What is needed -> This exercise asks for every record to be output again exactly.

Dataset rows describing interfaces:
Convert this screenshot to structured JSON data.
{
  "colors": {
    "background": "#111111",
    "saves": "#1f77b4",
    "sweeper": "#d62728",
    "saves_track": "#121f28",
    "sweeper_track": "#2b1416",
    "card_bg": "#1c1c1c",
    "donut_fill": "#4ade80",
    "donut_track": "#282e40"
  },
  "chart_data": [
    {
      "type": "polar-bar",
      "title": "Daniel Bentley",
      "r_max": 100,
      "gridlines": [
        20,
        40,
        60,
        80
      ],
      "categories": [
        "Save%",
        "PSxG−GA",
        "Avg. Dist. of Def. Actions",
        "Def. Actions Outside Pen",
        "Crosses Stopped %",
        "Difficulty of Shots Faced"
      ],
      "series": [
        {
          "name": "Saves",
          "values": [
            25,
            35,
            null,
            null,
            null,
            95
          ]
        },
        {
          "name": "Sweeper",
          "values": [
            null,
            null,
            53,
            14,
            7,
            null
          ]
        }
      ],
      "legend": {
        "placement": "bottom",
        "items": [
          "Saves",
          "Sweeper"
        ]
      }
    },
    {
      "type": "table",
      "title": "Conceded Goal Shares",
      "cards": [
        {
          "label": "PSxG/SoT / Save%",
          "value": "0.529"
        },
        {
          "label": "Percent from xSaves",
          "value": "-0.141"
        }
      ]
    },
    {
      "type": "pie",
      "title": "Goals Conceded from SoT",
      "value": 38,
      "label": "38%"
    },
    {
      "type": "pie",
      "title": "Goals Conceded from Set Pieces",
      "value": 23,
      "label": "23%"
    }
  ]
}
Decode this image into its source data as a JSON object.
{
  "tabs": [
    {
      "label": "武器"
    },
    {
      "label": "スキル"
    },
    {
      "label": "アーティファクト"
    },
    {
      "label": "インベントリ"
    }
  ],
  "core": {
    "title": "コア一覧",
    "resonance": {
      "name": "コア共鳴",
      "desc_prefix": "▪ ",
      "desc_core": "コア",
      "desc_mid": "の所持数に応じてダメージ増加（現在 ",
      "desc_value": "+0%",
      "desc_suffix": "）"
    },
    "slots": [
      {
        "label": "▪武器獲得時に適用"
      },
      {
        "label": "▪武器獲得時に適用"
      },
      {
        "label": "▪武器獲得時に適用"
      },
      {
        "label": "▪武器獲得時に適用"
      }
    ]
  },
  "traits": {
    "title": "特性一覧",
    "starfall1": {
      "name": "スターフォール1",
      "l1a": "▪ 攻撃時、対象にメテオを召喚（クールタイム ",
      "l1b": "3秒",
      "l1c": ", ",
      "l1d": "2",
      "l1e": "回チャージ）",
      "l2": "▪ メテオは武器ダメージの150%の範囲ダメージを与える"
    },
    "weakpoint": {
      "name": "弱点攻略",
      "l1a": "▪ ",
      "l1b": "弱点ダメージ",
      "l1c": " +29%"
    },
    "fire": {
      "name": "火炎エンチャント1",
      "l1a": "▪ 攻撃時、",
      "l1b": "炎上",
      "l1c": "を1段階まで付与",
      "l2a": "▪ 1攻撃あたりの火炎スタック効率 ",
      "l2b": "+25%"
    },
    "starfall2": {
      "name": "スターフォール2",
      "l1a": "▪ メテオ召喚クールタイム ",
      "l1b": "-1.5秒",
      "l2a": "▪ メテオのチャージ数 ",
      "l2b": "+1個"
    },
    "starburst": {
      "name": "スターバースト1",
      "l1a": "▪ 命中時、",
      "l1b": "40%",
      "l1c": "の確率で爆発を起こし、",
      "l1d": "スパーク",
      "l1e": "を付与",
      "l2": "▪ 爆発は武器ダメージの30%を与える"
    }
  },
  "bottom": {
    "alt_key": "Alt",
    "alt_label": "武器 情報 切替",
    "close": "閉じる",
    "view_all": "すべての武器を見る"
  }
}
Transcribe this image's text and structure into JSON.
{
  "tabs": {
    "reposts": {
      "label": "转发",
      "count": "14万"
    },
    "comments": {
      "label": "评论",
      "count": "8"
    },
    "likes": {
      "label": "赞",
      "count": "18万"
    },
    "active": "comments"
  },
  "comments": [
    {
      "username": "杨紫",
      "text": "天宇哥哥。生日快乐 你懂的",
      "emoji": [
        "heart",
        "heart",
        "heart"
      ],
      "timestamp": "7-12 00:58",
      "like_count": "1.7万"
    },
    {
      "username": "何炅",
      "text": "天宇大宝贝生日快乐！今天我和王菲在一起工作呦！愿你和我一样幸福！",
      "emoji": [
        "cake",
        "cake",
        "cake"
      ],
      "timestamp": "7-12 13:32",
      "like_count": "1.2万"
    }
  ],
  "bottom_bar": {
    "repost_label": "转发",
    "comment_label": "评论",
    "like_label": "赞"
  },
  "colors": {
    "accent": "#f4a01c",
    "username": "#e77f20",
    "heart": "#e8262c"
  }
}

Answer for this exercise ->
Convert this screenshot to structured JSON data.
{
  "colors": {
    "background": "#111111",
    "saves": "#1f77b4",
    "sweeper": "#d62728",
    "saves_track": "#121f28",
    "sweeper_track": "#2b1416",
    "card_bg": "#1c1c1c",
    "donut_fill": "#4ade80",
    "donut_track": "#282e40"
  },
  "chart_data": [
    {
      "type": "polar-bar",
      "title": "Daniel Bentley",
      "r_max": 100,
      "gridlines": [
        20,
        40,
        60,
        80
      ],
      "categories": [
        "Save%",
        "PSxG−GA",
        "Avg. Dist. of Def. Actions",
        "Def. Actions Outside Pen",
        "Crosses Stopped %",
        "Difficulty of Shots Faced"
      ],
      "series": [
        {
          "name": "Saves",
          "values": [
            25,
            35,
            null,
            null,
            null,
            95
          ]
        },
        {
          "name": "Sweeper",
          "values": [
            null,
            null,
            53,
            14,
            7,
            null
          ]
        }
      ],
      "legend": {
        "placement": "bottom",
        "items": [
          "Saves",
          "Sweeper"
        ]
      }
    },
    {
      "type": "table",
      "title": "Conceded Goal Shares",
      "cards": [
        {
          "label": "PSxG/SoT / Save%",
          "value": "0.529"
        },
        {
          "label": "Percent from xSaves",
          "value": "-0.141"
        }
      ]
    },
    {
      "type": "pie",
      "title": "Goals Conceded from SoT",
      "value": 38,
      "label": "38%"
    },
    {
      "type": "pie",
      "title": "Goals Conceded from Set Pieces",
      "value": 23,
      "label": "23%"
    }
  ]
}
Decode this image into its source data as a JSON object.
{
  "tabs": [
    {
      "label": "武器"
    },
    {
      "label": "スキル"
    },
    {
      "label": "アーティファクト"
    },
    {
      "label": "インベントリ"
    }
  ],
  "core": {
    "title": "コア一覧",
    "resonance": {
      "name": "コア共鳴",
      "desc_prefix": "▪ ",
      "desc_core": "コア",
      "desc_mid": "の所持数に応じてダメージ増加（現在 ",
      "desc_value": "+0%",
      "desc_suffix": "）"
    },
    "slots": [
      {
        "label": "▪武器獲得時に適用"
      },
      {
        "label": "▪武器獲得時に適用"
      },
      {
        "label": "▪武器獲得時に適用"
      },
      {
        "label": "▪武器獲得時に適用"
      }
    ]
  },
  "traits": {
    "title": "特性一覧",
    "starfall1": {
      "name": "スターフォール1",
      "l1a": "▪ 攻撃時、対象にメテオを召喚（クールタイム ",
      "l1b": "3秒",
      "l1c": ", ",
      "l1d": "2",
      "l1e": "回チャージ）",
      "l2": "▪ メテオは武器ダメージの150%の範囲ダメージを与える"
    },
    "weakpoint": {
      "name": "弱点攻略",
      "l1a": "▪ ",
      "l1b": "弱点ダメージ",
      "l1c": " +29%"
    },
    "fire": {
      "name": "火炎エンチャント1",
      "l1a": "▪ 攻撃時、",
      "l1b": "炎上",
      "l1c": "を1段階まで付与",
      "l2a": "▪ 1攻撃あたりの火炎スタック効率 ",
      "l2b": "+25%"
    },
    "starfall2": {
      "name": "スターフォール2",
      "l1a": "▪ メテオ召喚クールタイム ",
      "l1b": "-1.5秒",
      "l2a": "▪ メテオのチャージ数 ",
      "l2b": "+1個"
    },
    "starburst": {
      "name": "スターバースト1",
      "l1a": "▪ 命中時、",
      "l1b": "40%",
      "l1c": "の確率で爆発を起こし、",
      "l1d": "スパーク",
      "l1e": "を付与",
      "l2": "▪ 爆発は武器ダメージの30%を与える"
    }
  },
  "bottom": {
    "alt_key": "Alt",
    "alt_label": "武器 情報 切替",
    "close": "閉じる",
    "view_all": "すべての武器を見る"
  }
}
Transcribe this image's text and structure into JSON.
{
  "tabs": {
    "reposts": {
      "label": "转发",
      "count": "14万"
    },
    "comments": {
      "label": "评论",
      "count": "8"
    },
    "likes": {
      "label": "赞",
      "count": "18万"
    },
    "active": "comments"
  },
  "comments": [
    {
      "username": "杨紫",
      "text": "天宇哥哥。生日快乐 你懂的",
      "emoji": [
        "heart",
        "heart",
        "heart"
      ],
      "timestamp": "7-12 00:58",
      "like_count": "1.7万"
    },
    {
      "username": "何炅",
      "text": "天宇大宝贝生日快乐！今天我和王菲在一起工作呦！愿你和我一样幸福！",
      "emoji": [
        "cake",
        "cake",
        "cake"
      ],
      "timestamp": "7-12 13:32",
      "like_count": "1.2万"
    }
  ],
  "bottom_bar": {
    "repost_label": "转发",
    "comment_label": "评论",
    "like_label": "赞"
  },
  "colors": {
    "accent": "#f4a01c",
    "username": "#e77f20",
    "heart": "#e8262c"
  }
}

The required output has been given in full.